Since its introduction, Michigan Catholic Conference (MCC) has been a strong advocate for the federal Emergency Assistance to Non-public Schools (EANS) program, which provides funding to assist nonpublic schools with costs associated with the COVID-19 pandemic. Eligible expenses include item such as supplies for sanitation and personal protection equipment. Almost $87 million in EANS funding has been approved by the U.S. Congress for Michigan. Although the money was awarded to the state by the federal government, the Michigan Legislature is required to appropriate the funds through a budget bill in order for them to be disbursed. Recently, legislation intended to distribute the funding was vetoed by Governor Whitmer for a second time. It is also important to note that the Michigan Legislature had not voted to grant the provisions of the measure immediate effect. Without granting immediate effect, the needed relief for schools would not have been distributed until 2022, even if the governor had signed the bill into law. MCC remains committed to advocating for legislation regarding the EANS program and looks forward to elected officials coming to a solution so that funds can be distributed. Many Michigan nonpublic schools have already begun preparing their applications for the EANS funding.
During the COVID-19 pandemic, state lawmakers have considered legislation to provide additional eligibility or flexibility for certain educational assistance offered to Michiganders. House Bills 4055 and 4056, sponsored by Representatives Sarah Anthony (D-Lansing) and Scott VanSingel (R-Grant), would:
Allow scholastic achievement to be considered as an alternative to achieving the requisite score on a standardized test for purposes of scholarship eligibility for the 2020-2021 academic year.
Grant undergraduates in private colleges and universities for the 2020 spring term and the 2020-2021 academic year to have two extra semesters of eligibility for the Tuition Grant program. The Tuition Grant Program provides financial assistance to low-income families and students attending one of Michigan's independent colleges and universities.
This week, as the Michigan Legislature returned from its spring recess, the House of Representatives passed both measures by 107-3 votes. Now, the bills will continue to the Senate Education and Career Readiness Committee. MCC supports these measures, as well as other efforts to assist students.
This week, the House of Representatives passed HBs 4149, 4151, and 5152, which would reclassify several fishing and hunting misdemeanors as civil infractions. Under the change, individuals who commit the violations would receive civil fines rather than jail time. MCC supported these measures in an effort to ensure that Michiganders are not forever "criminalized" and to offer judges more discretion to determine the appropriate response to a crime. The bills are sponsored by Representatives John Damoose (R-Harbor Springs), Steven Johnson (R-Wayland), and Gary Howell (R-North Branch). Each now continues to the Senate for further consideration.

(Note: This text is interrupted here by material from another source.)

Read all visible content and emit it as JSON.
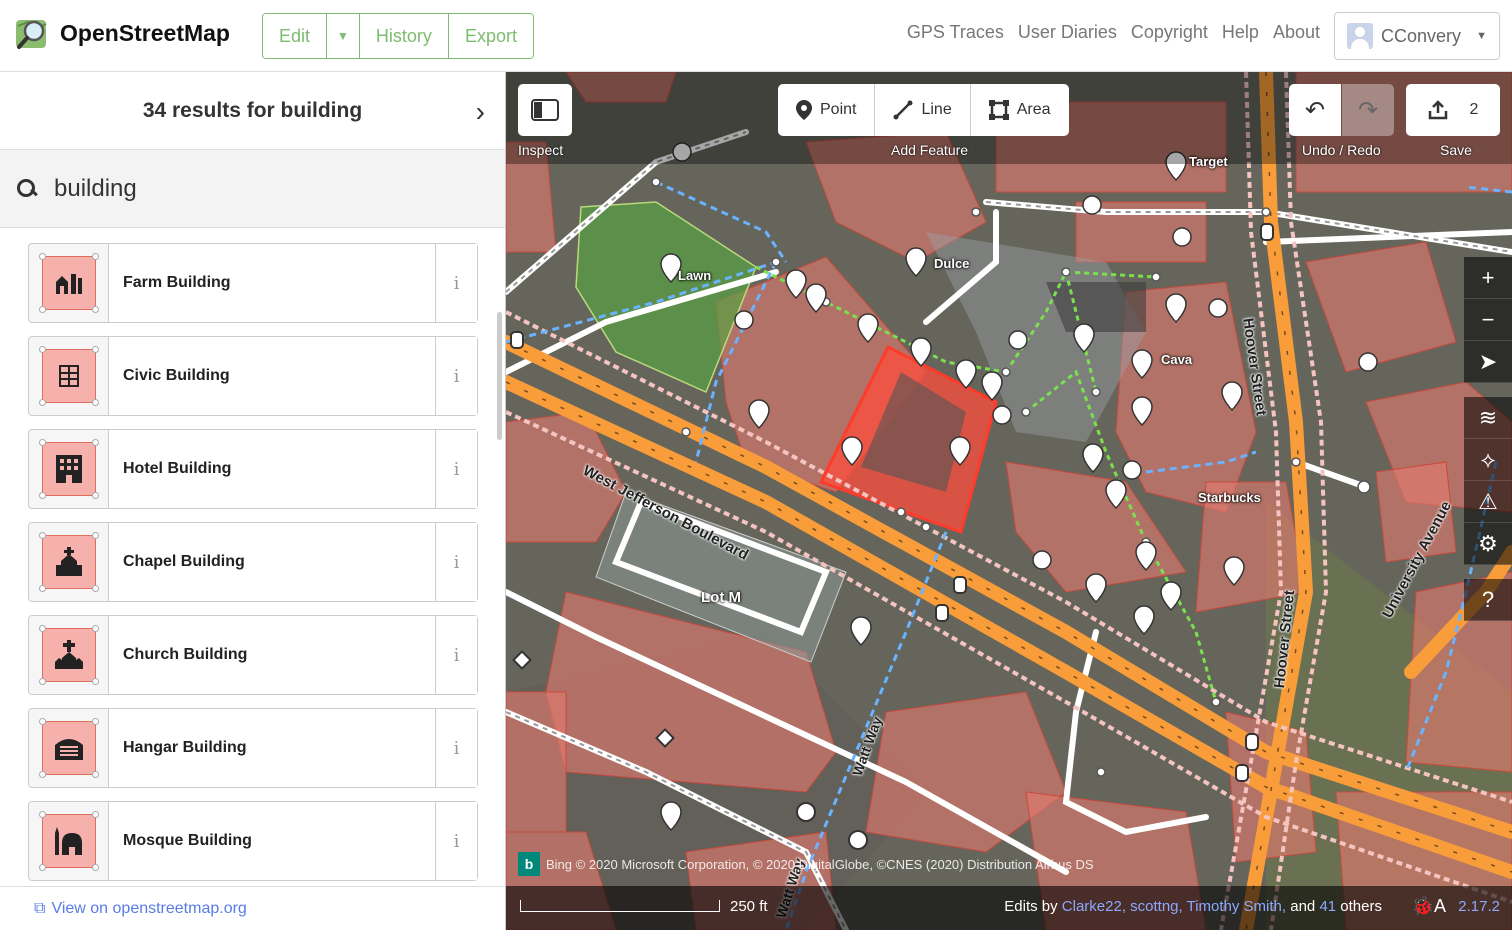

The United States Food and Drug Administration announced this week that they will no longer be enforcing the "in-person dispensing requirement" for the chemical abortion pills during the remainder of the COVID-19 public health emergency. This requirement was put in place by public health officials over twenty years ago, under President Bill Clinton, as a necessary precondition to ensure that pregnant women do not have contraindications that would make the abortion pills even more unsafe and possibly deadly for the woman. In response, the U.S. Conference of Catholic Bishops issued the following statement:
"It is difficult to see the FDA's decision to not enforce important safety protocols as anything other than callous capitulation to the requests of abortion activists without regard for the health and safety of the women involved. An in-person evaluation by a medical professional is necessary to accurately determine the age of the baby (abortion pills are only approved for use in the first 70 days), whether the pregnancy is ectopic (which the woman has no way of knowing on her own), and to test and treat for Rh-incompatibility between mother and baby. Without this information and proper treatment, a woman's health, future fertility, and life are placed in serious jeopardy. With this decision, not only are women being sold the lie that abortion will solve their problems, but also that chemical abortion is a safe and easy way to go about it. By pushing women away from medical oversight, abortion advocates are luring women into isolated, unsafe, and medically unwise decisions. The inalienable dignity of women and their unborn children deserves so much more."
Discussing end of life decisions can be difficult. Whether you are the patient, a family member, or chosen Patient Advocate, there are a number of things to consider when deciding upon and executing, or accepting, an advance health care directive. To aid individuals and families making these decisions, Michigan Catholic Conference offers a variety of resources that are consistent with Catholic Social Teaching. On a new webpage launched in December, MCC provides its Guidelines for End of Life Decisions booklet and accompanying Designation of Patient Advocate forms. Learn more at http://bit.ly/34nG4z8.